[Stored data entries]
::::::::
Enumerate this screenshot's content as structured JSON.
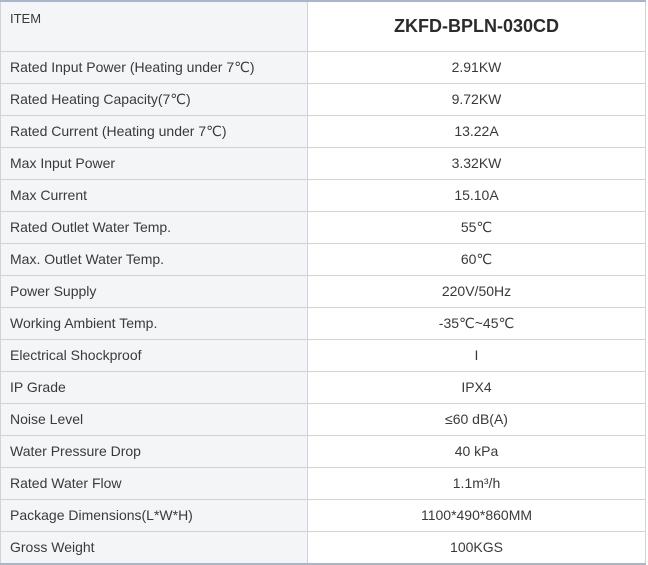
{
  "table": {
    "header": {
      "label": "ITEM",
      "model": "ZKFD-BPLN-030CD"
    },
    "rows": [
      {
        "label": "Rated Input Power  (Heating under 7℃)",
        "value": "2.91KW"
      },
      {
        "label": "Rated Heating Capacity(7℃)",
        "value": "9.72KW"
      },
      {
        "label": "Rated Current  (Heating under 7℃)",
        "value": "13.22A"
      },
      {
        "label": "Max Input Power",
        "value": "3.32KW"
      },
      {
        "label": "Max Current",
        "value": "15.10A"
      },
      {
        "label": "Rated Outlet Water Temp.",
        "value": "55℃"
      },
      {
        "label": "Max. Outlet Water Temp.",
        "value": "60℃"
      },
      {
        "label": "Power Supply",
        "value": "220V/50Hz"
      },
      {
        "label": "Working Ambient Temp.",
        "value": "-35℃~45℃"
      },
      {
        "label": "Electrical Shockproof",
        "value": "I"
      },
      {
        "label": "IP Grade",
        "value": "IPX4"
      },
      {
        "label": "Noise Level",
        "value": "≤60 dB(A)"
      },
      {
        "label": "Water Pressure Drop",
        "value": "40 kPa"
      },
      {
        "label": "Rated Water Flow",
        "value": "1.1m³/h"
      },
      {
        "label": "Package Dimensions(L*W*H)",
        "value": "1100*490*860MM"
      },
      {
        "label": "Gross Weight",
        "value": "100KGS"
      }
    ]
  }
}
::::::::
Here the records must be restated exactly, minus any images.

Enumerate this screenshot's content as structured JSON.
{
  "table": {
    "header": {
      "label": "ITEM",
      "model": "ZKFD-BPLN-030CD"
    },
    "rows": [
      {
        "label": "Rated Input Power  (Heating under 7℃)",
        "value": "2.91KW"
      },
      {
        "label": "Rated Heating Capacity(7℃)",
        "value": "9.72KW"
      },
      {
        "label": "Rated Current  (Heating under 7℃)",
        "value": "13.22A"
      },
      {
        "label": "Max Input Power",
        "value": "3.32KW"
      },
      {
        "label": "Max Current",
        "value": "15.10A"
      },
      {
        "label": "Rated Outlet Water Temp.",
        "value": "55℃"
      },
      {
        "label": "Max. Outlet Water Temp.",
        "value": "60℃"
      },
      {
        "label": "Power Supply",
        "value": "220V/50Hz"
      },
      {
        "label": "Working Ambient Temp.",
        "value": "-35℃~45℃"
      },
      {
        "label": "Electrical Shockproof",
        "value": "I"
      },
      {
        "label": "IP Grade",
        "value": "IPX4"
      },
      {
        "label": "Noise Level",
        "value": "≤60 dB(A)"
      },
      {
        "label": "Water Pressure Drop",
        "value": "40 kPa"
      },
      {
        "label": "Rated Water Flow",
        "value": "1.1m³/h"
      },
      {
        "label": "Package Dimensions(L*W*H)",
        "value": "1100*490*860MM"
      },
      {
        "label": "Gross Weight",
        "value": "100KGS"
      }
    ]
  }
}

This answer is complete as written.